In an individual aspect, sexual activity and erectile function quality should be part of anamnesis before starting antihypertensive therapy and seems to play a relevant role in the followup, as it would allow a scalable monitoring of erectile function, help the selection of better classes of antihypertensive drugs, turn easier the identification of adverse sexual events, and even improve therapeutic compliance [ 51 ].
Several hypotheses try to explain the pathophysiology of ED in hypertensive individuals. Since the pioneering work of Jeremy et al. Old and more recent experimental studies have pointed out the role of nitric oxide NO and other possible mediators in endothelial dysfunction of hypertensive rats [ 56 ].

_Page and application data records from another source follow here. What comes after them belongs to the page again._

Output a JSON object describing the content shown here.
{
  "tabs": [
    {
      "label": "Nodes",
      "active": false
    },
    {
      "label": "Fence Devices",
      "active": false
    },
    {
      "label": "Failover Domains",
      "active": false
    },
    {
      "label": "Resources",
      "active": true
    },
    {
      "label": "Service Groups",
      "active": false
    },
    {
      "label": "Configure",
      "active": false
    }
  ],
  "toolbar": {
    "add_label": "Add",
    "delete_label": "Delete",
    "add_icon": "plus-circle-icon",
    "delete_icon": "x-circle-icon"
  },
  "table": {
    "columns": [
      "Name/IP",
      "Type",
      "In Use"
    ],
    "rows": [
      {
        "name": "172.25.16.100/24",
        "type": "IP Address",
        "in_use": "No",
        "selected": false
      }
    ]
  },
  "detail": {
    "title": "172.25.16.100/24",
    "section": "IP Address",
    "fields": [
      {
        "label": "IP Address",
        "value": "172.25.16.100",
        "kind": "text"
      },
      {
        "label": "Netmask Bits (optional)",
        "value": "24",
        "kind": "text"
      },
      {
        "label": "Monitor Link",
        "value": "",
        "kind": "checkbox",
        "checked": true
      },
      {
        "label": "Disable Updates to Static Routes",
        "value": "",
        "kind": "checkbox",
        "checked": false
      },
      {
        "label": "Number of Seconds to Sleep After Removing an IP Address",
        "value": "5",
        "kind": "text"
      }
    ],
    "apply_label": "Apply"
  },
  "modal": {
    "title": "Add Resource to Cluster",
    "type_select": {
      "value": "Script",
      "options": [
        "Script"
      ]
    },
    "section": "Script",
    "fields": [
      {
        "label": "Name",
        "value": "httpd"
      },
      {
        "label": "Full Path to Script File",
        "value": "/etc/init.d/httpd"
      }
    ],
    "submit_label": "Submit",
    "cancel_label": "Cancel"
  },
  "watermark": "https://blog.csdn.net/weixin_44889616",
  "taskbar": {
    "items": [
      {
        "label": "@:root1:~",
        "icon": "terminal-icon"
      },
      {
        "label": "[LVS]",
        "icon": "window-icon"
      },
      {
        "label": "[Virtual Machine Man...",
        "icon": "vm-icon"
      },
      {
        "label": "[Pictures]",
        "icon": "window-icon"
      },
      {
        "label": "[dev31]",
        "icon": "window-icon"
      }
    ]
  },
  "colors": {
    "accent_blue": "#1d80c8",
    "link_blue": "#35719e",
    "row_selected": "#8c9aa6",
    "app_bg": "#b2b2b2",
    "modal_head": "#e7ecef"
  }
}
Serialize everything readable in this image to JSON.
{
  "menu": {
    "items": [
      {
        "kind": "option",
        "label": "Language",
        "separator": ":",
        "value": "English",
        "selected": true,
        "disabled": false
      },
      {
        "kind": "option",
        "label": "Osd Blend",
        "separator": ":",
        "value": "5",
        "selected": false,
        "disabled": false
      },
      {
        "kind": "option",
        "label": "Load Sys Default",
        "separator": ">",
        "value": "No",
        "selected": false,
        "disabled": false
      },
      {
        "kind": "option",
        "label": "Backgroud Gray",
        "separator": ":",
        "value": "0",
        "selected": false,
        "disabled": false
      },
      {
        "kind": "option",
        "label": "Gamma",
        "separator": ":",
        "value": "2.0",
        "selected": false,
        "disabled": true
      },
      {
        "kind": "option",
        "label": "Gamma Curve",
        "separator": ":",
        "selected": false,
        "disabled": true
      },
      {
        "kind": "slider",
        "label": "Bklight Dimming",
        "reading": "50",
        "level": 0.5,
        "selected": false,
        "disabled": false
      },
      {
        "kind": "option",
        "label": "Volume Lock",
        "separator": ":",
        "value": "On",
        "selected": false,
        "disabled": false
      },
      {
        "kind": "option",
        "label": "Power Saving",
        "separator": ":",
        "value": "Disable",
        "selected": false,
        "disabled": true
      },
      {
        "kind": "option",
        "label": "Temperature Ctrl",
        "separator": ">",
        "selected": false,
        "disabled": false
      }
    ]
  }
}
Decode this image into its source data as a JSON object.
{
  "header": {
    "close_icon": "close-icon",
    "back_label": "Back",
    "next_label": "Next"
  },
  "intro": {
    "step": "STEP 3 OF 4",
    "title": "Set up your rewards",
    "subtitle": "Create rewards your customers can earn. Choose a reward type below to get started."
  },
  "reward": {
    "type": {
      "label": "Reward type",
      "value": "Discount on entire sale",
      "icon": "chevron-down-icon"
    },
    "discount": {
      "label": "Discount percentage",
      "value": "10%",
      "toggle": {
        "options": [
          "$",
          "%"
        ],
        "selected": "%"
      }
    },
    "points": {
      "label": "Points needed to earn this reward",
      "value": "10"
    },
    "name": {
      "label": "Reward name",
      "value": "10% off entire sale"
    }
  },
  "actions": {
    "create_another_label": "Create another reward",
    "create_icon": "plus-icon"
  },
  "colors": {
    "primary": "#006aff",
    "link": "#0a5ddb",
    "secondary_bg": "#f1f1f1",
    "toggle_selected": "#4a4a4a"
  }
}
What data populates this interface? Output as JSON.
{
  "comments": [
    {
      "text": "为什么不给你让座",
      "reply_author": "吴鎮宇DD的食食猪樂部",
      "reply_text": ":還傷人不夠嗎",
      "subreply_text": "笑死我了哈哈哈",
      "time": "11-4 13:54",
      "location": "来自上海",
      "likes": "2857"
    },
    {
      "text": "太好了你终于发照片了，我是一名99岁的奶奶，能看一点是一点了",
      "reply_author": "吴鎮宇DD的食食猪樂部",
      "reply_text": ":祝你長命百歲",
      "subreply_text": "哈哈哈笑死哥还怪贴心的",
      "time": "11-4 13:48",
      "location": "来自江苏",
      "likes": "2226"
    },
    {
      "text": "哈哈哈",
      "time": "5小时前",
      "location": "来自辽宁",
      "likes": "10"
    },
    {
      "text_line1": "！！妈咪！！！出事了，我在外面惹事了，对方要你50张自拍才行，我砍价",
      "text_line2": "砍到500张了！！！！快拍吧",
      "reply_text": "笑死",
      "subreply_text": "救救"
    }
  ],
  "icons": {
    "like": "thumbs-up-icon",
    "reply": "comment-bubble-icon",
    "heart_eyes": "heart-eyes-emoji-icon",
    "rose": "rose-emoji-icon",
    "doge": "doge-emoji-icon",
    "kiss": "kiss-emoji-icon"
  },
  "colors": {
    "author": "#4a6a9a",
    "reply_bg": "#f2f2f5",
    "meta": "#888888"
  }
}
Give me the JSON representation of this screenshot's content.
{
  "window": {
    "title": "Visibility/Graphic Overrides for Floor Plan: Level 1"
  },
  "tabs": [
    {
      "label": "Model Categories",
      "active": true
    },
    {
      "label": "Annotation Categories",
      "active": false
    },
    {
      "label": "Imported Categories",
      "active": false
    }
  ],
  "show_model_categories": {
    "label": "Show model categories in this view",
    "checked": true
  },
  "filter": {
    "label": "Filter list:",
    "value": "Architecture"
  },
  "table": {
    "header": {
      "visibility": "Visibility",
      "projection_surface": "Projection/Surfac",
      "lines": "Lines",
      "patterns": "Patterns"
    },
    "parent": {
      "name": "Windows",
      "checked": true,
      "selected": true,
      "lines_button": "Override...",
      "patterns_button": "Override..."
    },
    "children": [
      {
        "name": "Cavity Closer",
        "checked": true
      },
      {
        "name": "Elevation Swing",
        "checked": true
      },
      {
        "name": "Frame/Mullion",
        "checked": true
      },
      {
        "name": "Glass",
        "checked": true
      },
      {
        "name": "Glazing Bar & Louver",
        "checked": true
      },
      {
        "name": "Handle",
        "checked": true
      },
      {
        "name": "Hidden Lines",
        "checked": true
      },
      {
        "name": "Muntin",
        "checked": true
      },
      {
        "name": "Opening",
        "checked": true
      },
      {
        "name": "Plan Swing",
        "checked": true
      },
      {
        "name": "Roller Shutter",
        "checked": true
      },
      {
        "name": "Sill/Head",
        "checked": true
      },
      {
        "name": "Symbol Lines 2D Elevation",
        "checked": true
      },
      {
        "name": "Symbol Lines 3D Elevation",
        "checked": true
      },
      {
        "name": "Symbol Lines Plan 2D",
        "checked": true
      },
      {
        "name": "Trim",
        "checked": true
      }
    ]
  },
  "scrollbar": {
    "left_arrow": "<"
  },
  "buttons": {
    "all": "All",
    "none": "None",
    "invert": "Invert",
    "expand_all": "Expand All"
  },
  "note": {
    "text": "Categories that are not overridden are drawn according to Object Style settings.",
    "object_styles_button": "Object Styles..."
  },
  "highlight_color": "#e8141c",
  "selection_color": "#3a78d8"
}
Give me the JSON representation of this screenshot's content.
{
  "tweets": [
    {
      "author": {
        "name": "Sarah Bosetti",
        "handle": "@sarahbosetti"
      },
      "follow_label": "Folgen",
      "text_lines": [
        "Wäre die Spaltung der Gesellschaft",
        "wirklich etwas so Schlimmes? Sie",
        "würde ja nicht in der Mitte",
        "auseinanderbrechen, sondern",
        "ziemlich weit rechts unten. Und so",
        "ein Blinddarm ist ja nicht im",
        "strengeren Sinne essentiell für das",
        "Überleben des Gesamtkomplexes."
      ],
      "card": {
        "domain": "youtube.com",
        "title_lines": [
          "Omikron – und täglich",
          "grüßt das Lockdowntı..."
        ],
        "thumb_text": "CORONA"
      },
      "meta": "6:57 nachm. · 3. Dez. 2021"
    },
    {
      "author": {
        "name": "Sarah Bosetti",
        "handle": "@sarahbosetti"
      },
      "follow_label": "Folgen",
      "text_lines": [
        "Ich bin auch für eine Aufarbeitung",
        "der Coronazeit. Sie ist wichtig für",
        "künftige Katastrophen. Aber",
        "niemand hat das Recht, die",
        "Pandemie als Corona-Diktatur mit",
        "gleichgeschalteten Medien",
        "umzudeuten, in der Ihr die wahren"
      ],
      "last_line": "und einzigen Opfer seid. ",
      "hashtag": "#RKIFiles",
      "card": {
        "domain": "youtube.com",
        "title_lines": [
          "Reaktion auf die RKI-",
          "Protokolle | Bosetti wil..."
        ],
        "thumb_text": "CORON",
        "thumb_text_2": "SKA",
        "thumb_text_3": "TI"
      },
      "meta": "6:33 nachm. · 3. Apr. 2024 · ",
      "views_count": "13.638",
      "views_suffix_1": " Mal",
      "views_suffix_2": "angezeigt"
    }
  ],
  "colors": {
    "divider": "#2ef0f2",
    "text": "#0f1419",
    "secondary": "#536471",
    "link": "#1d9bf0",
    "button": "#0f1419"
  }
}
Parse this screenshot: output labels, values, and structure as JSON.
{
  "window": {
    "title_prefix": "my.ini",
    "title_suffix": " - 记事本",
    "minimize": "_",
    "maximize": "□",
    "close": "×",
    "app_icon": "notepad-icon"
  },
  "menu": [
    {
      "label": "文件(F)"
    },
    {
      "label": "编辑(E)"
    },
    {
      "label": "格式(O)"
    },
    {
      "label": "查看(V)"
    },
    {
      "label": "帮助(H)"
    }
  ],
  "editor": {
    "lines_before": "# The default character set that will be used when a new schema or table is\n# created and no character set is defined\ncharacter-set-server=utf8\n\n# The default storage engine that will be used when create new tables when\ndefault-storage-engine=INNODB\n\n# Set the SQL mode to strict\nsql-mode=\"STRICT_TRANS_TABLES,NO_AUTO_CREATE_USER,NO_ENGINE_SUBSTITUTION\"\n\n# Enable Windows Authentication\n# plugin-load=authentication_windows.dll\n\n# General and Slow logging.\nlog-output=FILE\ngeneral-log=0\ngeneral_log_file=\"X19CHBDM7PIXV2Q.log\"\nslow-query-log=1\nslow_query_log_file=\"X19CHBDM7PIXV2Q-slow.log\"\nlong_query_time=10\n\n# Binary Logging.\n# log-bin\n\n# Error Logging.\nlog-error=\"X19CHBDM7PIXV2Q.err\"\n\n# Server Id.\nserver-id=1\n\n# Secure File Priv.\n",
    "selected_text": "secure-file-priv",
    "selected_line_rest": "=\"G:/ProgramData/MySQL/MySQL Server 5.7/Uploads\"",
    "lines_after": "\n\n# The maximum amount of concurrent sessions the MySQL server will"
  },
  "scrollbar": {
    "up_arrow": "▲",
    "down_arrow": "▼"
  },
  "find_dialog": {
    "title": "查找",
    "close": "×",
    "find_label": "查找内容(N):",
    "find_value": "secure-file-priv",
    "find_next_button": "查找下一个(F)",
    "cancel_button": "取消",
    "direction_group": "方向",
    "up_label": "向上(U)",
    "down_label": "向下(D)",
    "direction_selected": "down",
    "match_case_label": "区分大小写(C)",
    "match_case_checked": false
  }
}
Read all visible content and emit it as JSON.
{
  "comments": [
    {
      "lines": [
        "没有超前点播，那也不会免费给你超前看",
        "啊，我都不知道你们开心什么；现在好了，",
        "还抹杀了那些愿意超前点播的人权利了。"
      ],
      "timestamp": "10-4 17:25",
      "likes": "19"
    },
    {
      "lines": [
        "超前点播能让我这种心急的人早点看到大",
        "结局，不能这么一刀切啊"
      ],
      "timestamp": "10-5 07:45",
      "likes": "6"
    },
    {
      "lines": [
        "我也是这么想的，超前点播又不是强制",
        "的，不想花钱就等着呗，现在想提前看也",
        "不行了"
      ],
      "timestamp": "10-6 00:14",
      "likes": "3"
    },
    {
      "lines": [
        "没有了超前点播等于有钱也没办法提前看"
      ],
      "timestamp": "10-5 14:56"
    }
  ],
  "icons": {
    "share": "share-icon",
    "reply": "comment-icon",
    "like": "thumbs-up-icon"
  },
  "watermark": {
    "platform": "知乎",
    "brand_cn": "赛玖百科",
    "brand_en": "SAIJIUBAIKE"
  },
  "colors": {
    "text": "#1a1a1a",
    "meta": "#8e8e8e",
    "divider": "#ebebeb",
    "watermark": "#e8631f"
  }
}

In spontaneously hypertensive rats, endothelial-mediated relaxation of corporal strips in response to acetylcholine was significantly impaired, suggesting a defect in endothelium-dependent reactivity and a corresponding reduction in NO [ 57 ].
On the other hand, decrease in NO production or bioavailability would take place in the etiology of hypertension in several Pharmacology chapter 44 antihypertensives and sexual dysfunction situations [ 59 ] where ED is not always present.
Thus, one possible mechanism by which hypertension may cause ED is likely related to endothelial dysfunction associated with hypertension.
Long-standing hypertension may cause oxidative stress, endothelial cell injury, and its consequences, including the inability of arteries, arterioles, and sinusoids of the corpus cavernosum to dilate properly [ 60 ]. Some authors state that ED symptoms in hypertensive patients would represent deterioration in endothelial dysfunction already present and should alert for a possible progression of a systemic vasculopathy [ 61 ].
Corroborating this link among hypertension and ED, Vlachopoulos et al. They suggested NO bioavailability reduction Pharmacology chapter 44 antihypertensives and sexual dysfunction by ADMA accumulation consequent of high blood pressure as the molecular mechanism for these findings.
This and other authors [ 63 ] argue that ED should represent a clinical sign of a deeper vascular damage in hypertensive patients and an increased risk of cardiovascular events.